Frame Rate Increases with CCD cannot compete with CMOS
The argument gets stronger for CMOS
Fast CMOS enables improvements in throughput that are far superior to CCD and critical to the requirements of applications such as in semiconductor and PCB inspection.
Electronics inspection demands high frame rates and coverage of large areas, so the number of pixels per second is very high. Multiple outputs can boost bandwidth, and that’s relatively easy with CMOS’ parallel architecture.

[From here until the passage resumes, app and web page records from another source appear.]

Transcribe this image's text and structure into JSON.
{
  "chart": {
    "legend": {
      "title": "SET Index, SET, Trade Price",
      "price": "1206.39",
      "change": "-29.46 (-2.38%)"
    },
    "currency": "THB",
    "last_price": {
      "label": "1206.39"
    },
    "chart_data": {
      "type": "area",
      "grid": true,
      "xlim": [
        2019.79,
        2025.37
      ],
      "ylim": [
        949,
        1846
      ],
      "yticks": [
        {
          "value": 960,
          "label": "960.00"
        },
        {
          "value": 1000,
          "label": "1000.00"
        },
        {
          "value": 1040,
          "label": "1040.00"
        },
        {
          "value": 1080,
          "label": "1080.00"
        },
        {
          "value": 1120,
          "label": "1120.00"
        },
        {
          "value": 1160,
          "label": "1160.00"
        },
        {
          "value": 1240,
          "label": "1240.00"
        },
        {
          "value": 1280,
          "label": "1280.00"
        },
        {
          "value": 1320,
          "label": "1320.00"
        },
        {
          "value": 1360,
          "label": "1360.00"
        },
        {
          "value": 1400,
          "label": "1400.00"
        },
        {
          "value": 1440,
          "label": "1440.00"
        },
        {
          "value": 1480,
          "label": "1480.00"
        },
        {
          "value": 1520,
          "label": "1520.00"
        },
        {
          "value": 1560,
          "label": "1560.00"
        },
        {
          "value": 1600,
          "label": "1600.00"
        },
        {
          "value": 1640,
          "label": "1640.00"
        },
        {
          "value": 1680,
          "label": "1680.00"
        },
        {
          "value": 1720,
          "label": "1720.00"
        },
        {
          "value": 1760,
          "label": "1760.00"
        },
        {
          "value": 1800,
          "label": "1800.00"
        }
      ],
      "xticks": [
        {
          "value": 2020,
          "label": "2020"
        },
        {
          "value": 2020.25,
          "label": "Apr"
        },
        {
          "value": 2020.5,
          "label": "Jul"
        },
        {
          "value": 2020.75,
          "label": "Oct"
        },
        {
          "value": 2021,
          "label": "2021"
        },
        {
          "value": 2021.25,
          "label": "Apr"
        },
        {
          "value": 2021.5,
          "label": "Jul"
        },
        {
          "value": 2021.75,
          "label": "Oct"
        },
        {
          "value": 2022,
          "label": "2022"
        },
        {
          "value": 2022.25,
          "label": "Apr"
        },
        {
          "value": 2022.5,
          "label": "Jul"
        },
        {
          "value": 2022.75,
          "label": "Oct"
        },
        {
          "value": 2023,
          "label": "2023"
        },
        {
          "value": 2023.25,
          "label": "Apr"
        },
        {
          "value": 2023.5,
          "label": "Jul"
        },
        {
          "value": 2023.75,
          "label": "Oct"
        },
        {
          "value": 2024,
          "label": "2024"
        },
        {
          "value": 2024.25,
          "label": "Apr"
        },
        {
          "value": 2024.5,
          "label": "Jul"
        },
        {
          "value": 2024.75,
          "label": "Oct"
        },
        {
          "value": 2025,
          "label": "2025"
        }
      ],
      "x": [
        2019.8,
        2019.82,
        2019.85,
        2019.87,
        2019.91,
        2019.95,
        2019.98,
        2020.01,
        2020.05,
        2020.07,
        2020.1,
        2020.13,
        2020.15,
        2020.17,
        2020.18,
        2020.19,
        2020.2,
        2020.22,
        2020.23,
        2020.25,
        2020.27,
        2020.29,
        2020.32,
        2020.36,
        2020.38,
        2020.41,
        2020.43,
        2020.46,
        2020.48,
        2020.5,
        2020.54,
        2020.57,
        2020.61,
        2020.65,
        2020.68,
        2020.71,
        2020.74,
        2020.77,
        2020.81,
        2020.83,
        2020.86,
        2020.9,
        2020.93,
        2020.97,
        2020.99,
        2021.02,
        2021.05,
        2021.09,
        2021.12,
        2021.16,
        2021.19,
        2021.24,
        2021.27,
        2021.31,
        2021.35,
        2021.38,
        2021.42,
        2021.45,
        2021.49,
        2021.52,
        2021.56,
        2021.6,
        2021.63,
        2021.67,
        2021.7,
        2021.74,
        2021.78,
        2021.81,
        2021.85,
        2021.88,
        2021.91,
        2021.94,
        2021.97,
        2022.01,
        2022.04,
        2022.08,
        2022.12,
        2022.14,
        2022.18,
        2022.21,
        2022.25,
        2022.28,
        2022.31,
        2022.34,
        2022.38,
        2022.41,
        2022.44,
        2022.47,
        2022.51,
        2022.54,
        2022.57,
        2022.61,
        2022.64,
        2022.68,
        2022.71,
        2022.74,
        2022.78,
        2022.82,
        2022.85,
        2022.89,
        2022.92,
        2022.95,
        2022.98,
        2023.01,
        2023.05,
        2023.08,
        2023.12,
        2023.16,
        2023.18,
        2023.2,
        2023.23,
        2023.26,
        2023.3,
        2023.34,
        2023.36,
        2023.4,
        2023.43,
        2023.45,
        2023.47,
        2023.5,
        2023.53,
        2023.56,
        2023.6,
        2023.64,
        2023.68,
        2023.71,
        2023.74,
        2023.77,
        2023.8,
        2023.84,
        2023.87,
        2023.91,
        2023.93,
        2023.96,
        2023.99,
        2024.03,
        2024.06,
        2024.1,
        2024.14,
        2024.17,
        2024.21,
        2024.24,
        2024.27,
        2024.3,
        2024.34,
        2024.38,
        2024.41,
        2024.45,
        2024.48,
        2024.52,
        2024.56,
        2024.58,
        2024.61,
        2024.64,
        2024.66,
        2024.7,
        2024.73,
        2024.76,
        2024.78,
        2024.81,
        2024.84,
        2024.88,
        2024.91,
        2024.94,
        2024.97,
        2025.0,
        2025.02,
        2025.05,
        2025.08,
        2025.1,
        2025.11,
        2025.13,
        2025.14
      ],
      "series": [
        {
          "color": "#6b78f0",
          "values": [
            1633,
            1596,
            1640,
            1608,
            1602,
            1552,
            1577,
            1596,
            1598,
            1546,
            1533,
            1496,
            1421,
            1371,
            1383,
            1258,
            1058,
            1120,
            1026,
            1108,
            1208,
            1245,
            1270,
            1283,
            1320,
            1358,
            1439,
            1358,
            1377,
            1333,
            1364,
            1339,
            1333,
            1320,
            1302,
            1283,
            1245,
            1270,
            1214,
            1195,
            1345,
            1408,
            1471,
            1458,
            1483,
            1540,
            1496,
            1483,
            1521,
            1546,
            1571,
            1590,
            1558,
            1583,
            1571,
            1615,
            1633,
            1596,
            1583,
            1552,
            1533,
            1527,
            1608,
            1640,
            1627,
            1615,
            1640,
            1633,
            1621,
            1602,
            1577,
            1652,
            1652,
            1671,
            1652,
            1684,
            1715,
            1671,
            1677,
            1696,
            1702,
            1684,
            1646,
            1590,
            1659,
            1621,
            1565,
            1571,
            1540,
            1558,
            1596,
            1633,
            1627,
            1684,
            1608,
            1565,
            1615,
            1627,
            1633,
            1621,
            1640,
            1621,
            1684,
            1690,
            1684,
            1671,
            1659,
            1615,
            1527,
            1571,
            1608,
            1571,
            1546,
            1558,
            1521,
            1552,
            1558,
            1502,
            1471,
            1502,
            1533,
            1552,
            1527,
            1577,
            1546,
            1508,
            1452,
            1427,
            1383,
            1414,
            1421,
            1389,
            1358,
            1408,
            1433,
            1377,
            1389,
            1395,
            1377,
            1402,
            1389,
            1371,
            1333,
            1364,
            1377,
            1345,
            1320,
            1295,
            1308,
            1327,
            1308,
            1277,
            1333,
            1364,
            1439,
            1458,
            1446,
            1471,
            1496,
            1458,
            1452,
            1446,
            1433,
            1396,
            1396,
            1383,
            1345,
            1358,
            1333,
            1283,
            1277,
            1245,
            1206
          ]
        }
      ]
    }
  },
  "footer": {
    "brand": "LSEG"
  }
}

It’s more difficult to achieve this in CCD, since it needs many analog outputs, each requiring its own ADC.
Combined with the relative ease and cost-effectiveness of CMOS manufacturing, which uses much more widely available production capacity, CMOS is now poised to become the dominant platform of choice for even the most demanding industrial cameras.
However, makers of CMOS sensors realize that speed performance alone is not enough, as pointed out above – and they have begun to specifically address traditional shortcomings in CMOS quality. For example, new CMOS sensors with the latest global shutter architectures from companies like CMOSIS provide read noise levels comparable to, and in some cases better than, CCD. The result is that at similar pixel sizes CMOS now bridges a historical 6db gap in dynamic range, comparable to CCD.
Knowledgeable camera providers can further improve the performance of critical operating characteristics of CMOS sensors with functions like flat field correction to achieve CCD level image quality.
While there is still a need for CCD cameras, CMOS is catching up fast. And, with sophisticated camera technology further leveling the quality comparison, CMOS’s advantages in speed, cost and integration are bound to win out in the long run.